:: Your task ::
From the entries, copy out every line in which the word "Output" is found.

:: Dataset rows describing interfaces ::
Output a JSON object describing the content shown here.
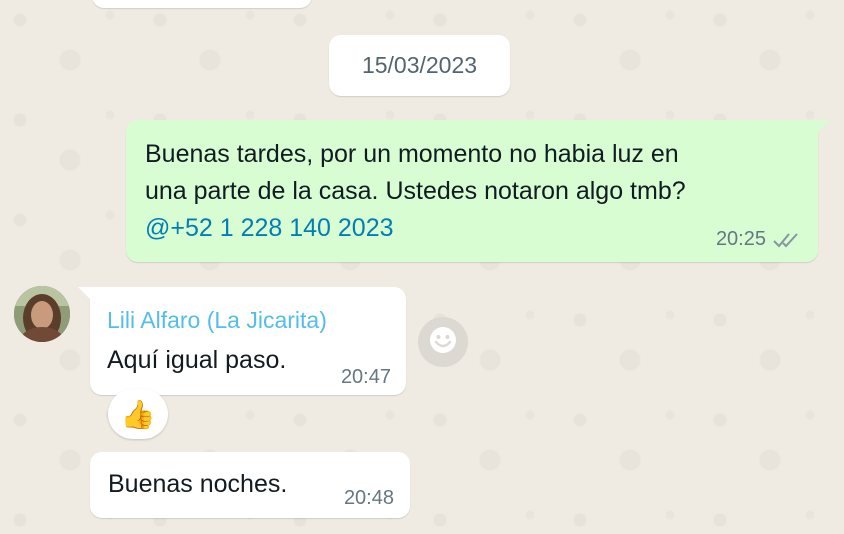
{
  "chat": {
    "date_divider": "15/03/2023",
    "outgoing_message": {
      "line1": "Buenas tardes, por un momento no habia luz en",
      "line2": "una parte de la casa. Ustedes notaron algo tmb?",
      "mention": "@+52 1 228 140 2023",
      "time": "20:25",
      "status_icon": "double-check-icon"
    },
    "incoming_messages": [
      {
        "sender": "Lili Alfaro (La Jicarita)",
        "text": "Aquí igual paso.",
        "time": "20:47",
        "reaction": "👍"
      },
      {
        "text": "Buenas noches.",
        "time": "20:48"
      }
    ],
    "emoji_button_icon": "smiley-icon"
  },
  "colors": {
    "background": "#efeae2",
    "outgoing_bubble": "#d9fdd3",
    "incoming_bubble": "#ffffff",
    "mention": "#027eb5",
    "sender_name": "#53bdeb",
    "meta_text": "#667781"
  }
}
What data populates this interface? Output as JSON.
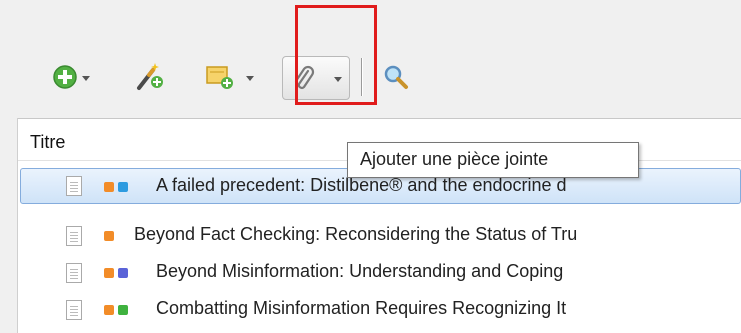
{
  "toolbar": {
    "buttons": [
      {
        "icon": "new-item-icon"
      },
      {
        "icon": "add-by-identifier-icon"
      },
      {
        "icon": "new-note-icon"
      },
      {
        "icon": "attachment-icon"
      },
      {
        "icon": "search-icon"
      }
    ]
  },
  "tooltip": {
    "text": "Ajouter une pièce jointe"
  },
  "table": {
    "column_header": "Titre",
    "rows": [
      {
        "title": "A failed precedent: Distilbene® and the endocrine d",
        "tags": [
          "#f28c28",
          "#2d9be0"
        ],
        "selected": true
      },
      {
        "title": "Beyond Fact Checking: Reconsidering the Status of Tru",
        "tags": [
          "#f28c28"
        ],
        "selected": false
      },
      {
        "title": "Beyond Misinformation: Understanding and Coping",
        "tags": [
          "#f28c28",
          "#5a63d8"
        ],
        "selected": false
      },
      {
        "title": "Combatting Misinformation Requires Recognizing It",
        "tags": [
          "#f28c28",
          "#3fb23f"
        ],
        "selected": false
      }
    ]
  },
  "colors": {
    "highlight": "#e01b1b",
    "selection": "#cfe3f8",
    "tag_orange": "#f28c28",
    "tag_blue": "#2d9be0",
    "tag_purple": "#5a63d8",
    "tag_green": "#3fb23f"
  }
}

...

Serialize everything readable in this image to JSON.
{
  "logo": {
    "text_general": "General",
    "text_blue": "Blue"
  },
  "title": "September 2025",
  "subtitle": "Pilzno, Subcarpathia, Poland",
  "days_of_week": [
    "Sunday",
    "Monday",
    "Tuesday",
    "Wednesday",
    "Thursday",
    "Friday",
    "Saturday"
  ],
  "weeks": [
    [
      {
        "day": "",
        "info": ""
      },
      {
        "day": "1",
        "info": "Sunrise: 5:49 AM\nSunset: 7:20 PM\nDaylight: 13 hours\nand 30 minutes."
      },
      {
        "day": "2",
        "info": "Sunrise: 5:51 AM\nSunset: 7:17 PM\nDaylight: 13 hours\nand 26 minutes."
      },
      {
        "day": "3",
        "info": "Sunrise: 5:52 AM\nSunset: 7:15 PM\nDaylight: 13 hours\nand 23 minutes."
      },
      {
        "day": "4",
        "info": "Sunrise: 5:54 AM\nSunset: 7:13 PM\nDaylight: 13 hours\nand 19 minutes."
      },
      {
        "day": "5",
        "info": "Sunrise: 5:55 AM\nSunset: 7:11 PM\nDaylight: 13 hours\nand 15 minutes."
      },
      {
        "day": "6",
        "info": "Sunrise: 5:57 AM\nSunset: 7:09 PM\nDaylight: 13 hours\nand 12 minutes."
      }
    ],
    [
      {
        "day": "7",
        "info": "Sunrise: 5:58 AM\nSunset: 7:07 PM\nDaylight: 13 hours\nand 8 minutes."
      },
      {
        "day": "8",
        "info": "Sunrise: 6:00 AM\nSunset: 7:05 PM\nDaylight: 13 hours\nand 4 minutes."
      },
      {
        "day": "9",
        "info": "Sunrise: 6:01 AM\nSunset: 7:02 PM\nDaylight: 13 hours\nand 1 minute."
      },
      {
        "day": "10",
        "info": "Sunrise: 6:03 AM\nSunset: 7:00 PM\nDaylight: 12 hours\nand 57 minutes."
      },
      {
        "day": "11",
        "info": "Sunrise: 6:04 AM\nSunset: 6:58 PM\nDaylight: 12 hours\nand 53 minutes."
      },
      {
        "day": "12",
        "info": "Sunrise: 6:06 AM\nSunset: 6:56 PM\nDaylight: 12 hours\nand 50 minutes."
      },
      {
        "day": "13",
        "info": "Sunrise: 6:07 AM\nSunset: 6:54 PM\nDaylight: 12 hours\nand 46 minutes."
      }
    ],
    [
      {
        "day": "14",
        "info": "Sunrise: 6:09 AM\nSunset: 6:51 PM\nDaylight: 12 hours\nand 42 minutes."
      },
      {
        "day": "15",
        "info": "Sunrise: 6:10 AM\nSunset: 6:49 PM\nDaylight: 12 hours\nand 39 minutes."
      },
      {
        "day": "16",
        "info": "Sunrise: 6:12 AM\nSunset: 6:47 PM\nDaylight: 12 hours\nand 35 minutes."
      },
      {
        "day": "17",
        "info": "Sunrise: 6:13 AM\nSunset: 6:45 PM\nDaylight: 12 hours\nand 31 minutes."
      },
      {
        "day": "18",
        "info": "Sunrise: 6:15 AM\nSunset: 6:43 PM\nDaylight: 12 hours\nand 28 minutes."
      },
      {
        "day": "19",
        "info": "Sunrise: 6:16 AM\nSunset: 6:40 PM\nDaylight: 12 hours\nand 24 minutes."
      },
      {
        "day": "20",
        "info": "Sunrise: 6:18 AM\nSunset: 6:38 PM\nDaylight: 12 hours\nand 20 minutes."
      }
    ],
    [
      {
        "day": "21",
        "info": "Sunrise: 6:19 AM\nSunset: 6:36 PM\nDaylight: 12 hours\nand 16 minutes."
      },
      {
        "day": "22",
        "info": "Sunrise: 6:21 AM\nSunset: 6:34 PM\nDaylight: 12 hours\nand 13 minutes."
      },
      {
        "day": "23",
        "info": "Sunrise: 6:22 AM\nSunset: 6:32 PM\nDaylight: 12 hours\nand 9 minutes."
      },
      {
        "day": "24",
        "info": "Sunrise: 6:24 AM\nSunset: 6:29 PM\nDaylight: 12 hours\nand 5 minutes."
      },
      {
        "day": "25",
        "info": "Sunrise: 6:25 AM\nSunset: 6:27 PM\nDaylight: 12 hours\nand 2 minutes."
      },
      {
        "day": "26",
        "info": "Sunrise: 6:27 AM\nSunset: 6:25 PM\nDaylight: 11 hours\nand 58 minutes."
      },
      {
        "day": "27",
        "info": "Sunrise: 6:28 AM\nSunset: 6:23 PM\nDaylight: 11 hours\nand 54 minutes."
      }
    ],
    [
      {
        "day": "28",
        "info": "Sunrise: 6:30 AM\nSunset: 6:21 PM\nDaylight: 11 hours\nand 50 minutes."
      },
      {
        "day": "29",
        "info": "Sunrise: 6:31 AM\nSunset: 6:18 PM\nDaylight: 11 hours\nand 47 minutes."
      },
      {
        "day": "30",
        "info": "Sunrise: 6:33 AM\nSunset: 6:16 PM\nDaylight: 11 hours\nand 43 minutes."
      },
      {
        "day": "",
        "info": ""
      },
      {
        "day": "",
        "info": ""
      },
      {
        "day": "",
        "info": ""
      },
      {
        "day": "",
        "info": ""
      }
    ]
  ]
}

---

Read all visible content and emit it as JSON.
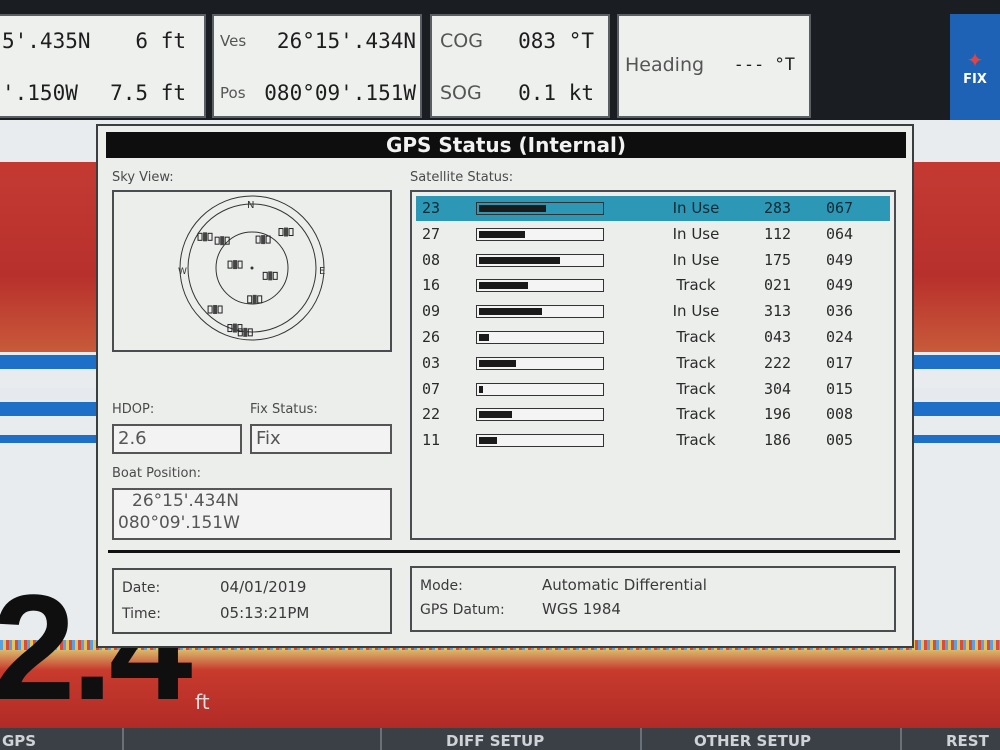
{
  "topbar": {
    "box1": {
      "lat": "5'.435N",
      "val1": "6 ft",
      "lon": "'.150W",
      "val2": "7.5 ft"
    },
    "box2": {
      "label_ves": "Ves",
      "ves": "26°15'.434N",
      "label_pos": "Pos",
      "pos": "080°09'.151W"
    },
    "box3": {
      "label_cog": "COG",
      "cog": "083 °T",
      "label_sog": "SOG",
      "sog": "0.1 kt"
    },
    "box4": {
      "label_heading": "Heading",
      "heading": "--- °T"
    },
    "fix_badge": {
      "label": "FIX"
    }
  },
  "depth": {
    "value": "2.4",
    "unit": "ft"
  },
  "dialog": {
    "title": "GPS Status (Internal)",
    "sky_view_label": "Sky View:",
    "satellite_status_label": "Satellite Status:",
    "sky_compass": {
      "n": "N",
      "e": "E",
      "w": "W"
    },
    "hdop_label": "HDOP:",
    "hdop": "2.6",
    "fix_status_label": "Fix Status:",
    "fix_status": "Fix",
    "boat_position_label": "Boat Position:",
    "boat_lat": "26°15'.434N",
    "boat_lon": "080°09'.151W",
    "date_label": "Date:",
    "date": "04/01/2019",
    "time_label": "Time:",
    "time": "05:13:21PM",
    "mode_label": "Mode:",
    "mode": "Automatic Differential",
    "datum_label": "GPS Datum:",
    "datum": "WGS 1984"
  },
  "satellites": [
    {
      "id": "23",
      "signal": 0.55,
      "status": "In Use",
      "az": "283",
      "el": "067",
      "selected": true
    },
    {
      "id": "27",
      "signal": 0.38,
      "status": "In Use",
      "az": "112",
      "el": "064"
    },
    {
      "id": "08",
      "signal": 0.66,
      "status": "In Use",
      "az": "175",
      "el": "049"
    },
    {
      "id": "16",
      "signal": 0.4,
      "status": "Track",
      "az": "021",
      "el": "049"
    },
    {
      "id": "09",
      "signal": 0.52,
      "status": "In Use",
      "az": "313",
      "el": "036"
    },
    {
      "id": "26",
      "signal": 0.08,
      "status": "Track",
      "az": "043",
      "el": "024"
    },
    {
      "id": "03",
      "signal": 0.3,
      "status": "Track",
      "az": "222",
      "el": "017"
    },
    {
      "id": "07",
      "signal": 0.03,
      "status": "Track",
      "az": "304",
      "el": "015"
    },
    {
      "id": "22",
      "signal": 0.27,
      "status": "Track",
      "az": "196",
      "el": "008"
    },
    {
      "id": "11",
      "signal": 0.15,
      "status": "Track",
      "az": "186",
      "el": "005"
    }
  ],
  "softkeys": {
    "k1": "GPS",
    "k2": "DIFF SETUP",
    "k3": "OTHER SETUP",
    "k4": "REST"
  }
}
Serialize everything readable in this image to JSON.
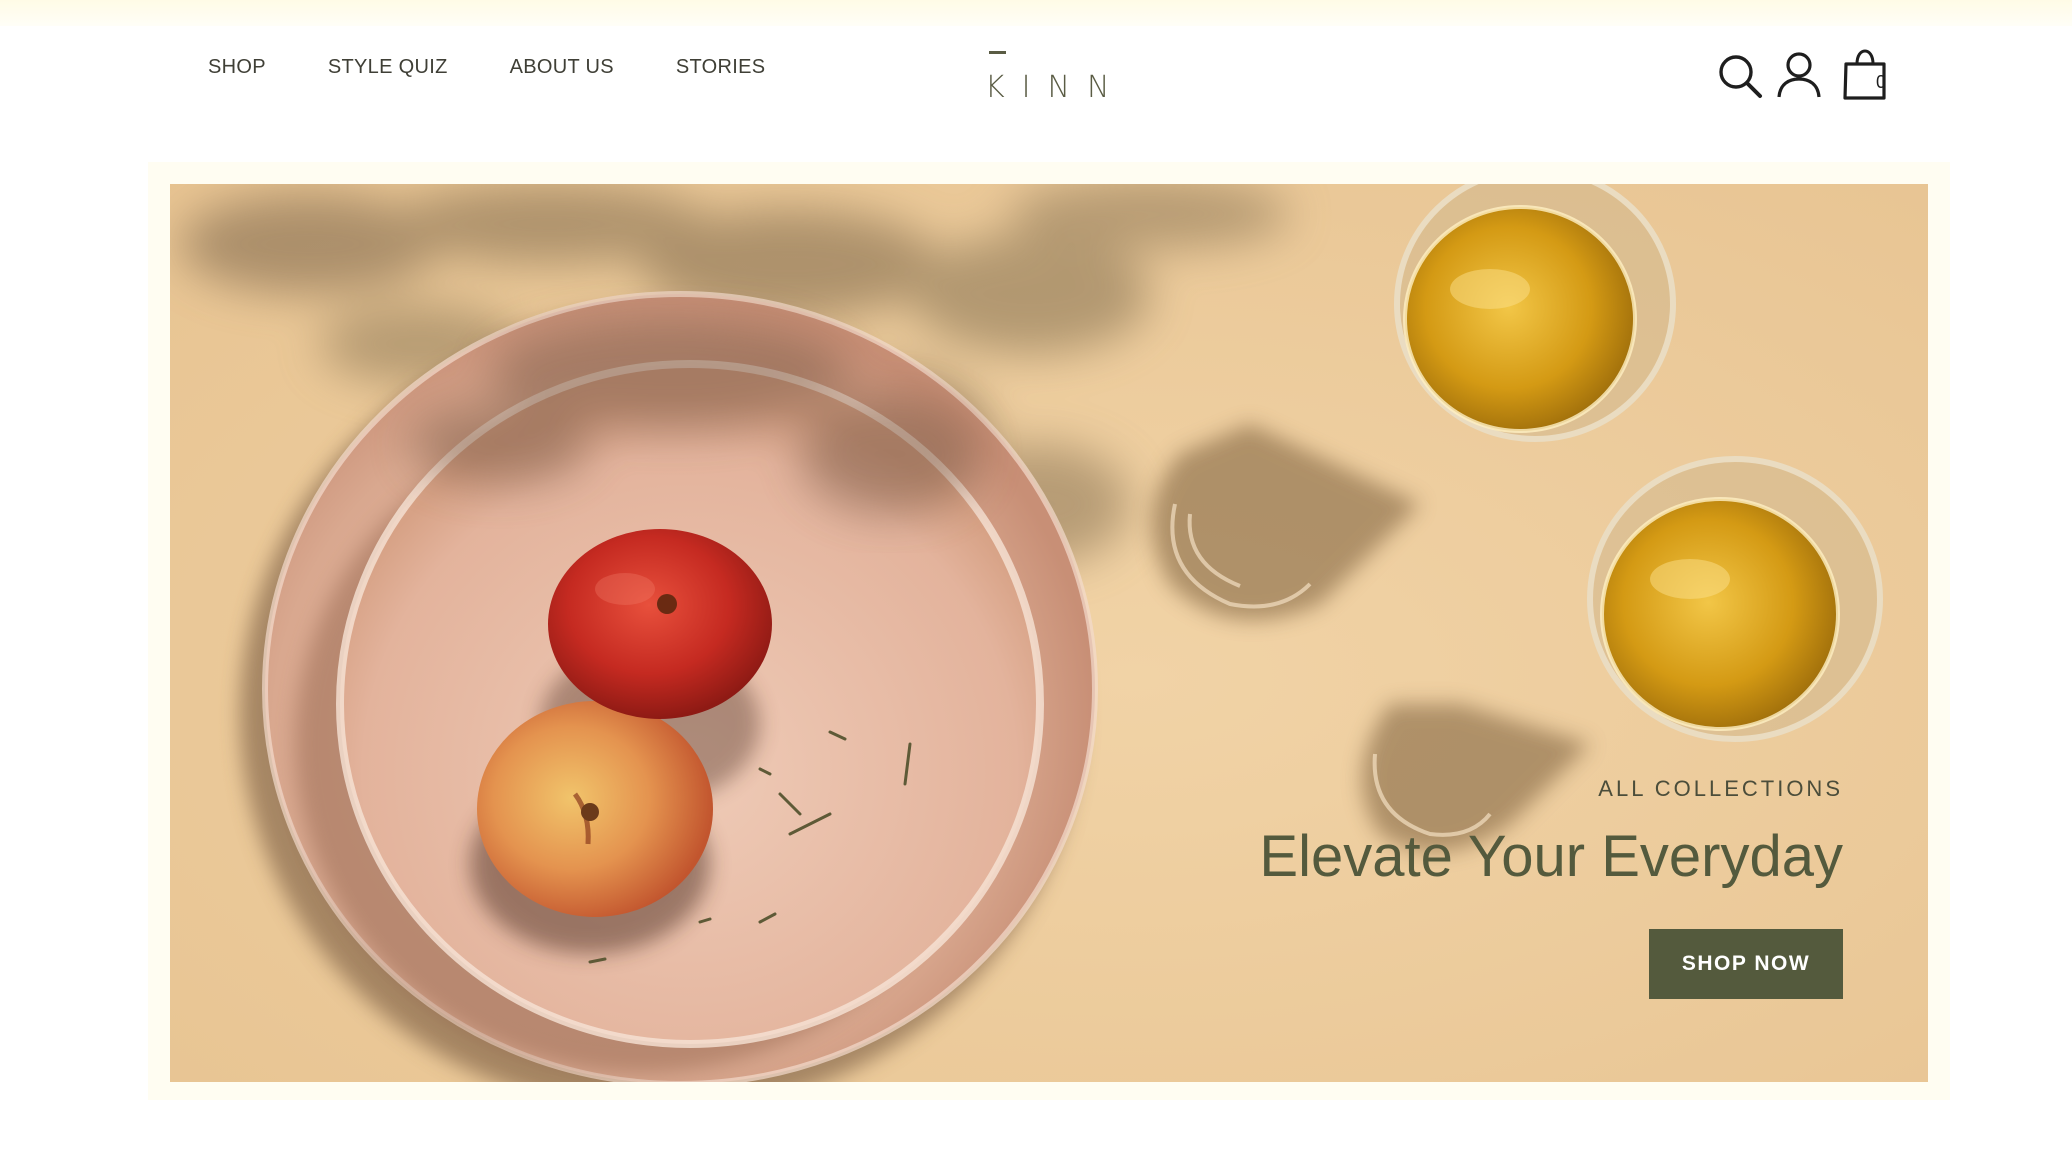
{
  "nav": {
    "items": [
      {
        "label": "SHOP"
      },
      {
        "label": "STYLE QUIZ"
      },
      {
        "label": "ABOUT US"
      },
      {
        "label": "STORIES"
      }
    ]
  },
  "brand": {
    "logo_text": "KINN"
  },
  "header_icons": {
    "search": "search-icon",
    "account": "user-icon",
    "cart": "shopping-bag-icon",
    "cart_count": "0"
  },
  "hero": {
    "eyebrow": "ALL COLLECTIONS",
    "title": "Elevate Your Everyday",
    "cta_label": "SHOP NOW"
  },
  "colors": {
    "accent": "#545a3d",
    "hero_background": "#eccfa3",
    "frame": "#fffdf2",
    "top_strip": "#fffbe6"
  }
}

:: Response to this exercise ::
Output a JSON object describing the content shown here.
What data populates this interface? Output as JSON.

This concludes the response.